Flashcards in 01 Restorative Deck (37):
5 Advantages of Rubber Dam
Improved Child Management
Improved Working Conditions
Aseptic field for pulp treatment
Protection of Patient
Key Factors of Rubber Dam Use
Set up prior to seating child
Obtain good local anesthesia
Explain the procedure
Place the rubber dam and frame as a unit
Ligate with floss
What teeth is the W8A clamp designed for?
Primary molars and some smaller permanent first molars
How are the jaws of the W8A clamp oriented?
Which clamp has wings? The W8A or the 8A
W stands for wingless
Which teeth is the 14A designed for?
Permanent first and second molars which are not fully erupted
What are the two rubber dam methods used?
What is the main advantage, and the main disadvantage of the slit dam technique
When using the slit dam technique, which holes do you punch out in the dam?
One hole for the most posterior tooth and a second hole for the most anterior tooth
Why are modification to restorative techniques needed?
To account for anatomic differences and different restorative materials
What is the most common mistake in the restoration of primary teeth?
Over-extension of the preparation
What is the treatment of choice when caries require excessive tooth structure to be removed?
Extra coronal SSC
4 Desirable characteristics of primary preparations
Extended sufficiently to remove all caries
Prep design should provide adequate retention for resto. material
Pulpal floor should be of uniform depth and slightly rounded
What are the two primary restorative materials used
Which common adult restorative material does not hold up well
Dimensions of a typical amalgam class I
1.5 mm depth
1/3 intercuspal width
3 considerations for class II preps
The buccal and lingual walls of the prep should converge toward the occlusal surface
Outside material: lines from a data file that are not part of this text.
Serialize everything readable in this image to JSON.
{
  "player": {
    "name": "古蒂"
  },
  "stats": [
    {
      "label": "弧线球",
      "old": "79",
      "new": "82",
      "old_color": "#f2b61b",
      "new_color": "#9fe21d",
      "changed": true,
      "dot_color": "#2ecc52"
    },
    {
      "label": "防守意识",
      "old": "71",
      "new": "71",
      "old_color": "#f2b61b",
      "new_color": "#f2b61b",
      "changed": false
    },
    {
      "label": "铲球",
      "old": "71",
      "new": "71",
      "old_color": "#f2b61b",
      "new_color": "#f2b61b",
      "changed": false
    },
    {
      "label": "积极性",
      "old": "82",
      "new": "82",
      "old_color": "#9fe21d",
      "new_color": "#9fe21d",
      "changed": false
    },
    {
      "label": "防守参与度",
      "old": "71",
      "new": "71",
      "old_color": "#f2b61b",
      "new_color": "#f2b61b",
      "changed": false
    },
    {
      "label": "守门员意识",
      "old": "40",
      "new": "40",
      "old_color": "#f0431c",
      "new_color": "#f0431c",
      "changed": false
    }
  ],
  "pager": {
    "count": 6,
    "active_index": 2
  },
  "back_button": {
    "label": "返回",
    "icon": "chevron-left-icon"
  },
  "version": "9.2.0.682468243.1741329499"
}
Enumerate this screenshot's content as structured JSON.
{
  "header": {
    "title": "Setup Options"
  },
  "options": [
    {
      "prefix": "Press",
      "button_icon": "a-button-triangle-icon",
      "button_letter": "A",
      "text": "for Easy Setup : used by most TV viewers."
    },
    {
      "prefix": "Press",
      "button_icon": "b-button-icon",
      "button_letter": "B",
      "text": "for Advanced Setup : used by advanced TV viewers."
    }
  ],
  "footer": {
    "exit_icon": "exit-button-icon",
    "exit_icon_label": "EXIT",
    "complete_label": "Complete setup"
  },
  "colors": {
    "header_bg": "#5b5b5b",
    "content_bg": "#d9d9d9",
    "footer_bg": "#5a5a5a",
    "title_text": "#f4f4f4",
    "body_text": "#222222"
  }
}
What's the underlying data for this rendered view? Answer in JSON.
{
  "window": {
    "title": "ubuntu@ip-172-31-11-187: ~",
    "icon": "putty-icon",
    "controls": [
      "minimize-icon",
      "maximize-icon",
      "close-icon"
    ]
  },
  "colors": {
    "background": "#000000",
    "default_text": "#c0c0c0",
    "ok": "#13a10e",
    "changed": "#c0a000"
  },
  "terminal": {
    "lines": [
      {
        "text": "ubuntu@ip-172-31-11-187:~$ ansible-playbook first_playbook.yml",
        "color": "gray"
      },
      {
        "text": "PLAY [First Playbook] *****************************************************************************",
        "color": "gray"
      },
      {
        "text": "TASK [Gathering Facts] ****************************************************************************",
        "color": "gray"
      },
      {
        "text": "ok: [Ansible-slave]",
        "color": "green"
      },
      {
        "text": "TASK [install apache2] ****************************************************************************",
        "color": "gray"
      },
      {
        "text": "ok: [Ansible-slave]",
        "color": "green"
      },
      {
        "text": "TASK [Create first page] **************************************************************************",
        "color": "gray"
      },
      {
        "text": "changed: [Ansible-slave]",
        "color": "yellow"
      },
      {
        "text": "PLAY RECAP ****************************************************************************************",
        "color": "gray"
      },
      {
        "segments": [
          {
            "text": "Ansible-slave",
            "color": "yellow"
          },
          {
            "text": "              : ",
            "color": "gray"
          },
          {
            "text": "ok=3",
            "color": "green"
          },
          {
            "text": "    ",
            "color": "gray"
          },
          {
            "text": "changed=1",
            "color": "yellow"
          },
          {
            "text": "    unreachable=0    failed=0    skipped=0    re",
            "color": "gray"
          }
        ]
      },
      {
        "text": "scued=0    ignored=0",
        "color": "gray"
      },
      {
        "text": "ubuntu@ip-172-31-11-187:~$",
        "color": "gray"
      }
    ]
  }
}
The portions of the prep that extend into the buccal and lingual grooves and the marginal ridge area should be PARALLEL or slightly DIVERGE to preserve tooth strength
I deal width of isthmus is 1/3 intercuspal width
What is the ideal width of the floor of the box
Axially, how should the proximal box be designed?
Slightly into dentin, so the axial wall is slightly undercut
Should you bevel the gingival line angle?
Which part of the box should be beveled?
Axio-pulpal line angle
What should you do if you think your class II prep is encroaching on the pulp?
Use a base material, like glass ionomer
What is essential for class II restorations
What type of matrix band is made of soft material in order to readily adapt to contours
What is another advantage of tee bands?
No intraoral apparatus is needed
What restoration step is critical when using a Composite material
Isolation and moisture control
What are the 7 Common errors for Class II Preps/Restorations
ON TEST FOR SURE
1. Failure to extend occlusal outline into all susceptible pits and fissures
2. Failure to follow the outline of the cusps
3. Isthmus cut too wide
4. Flair of proximal walls too great
5. Angle formed by the axial, buccal, and lingual walls too great.
6. Gingival contact with adjacent tooth not broken
7. Axial wall not conforming to the proximal contours of the tooth and the mesial distal width of the gingival floor is too great
What two burs are used for a class III restoration
No. 33.5 inverted cone OR a small round bur
Describe the shape of a class III preparation
Triangular, with the base of the triangle at the gingival area
How is retention created in the class III prep?
Via undercut by the shape of the bur
Why is dentin bonding less effective in primary teeth?
Less mineralization of tissue
When might a crown become indicated when working on a class III
If the incisal area becomes thin and you are looking at a class 4. Crowns are used instead of class IV's
Where are class III restorations not well retained
Maxillary anterior teeth
Where are class III restorations rarely retained
When doing anterior restorations, what type of matrix is used
What is critical to check before finishing composite resin restorations
that the prep is completely dry and free of contaminates such as blood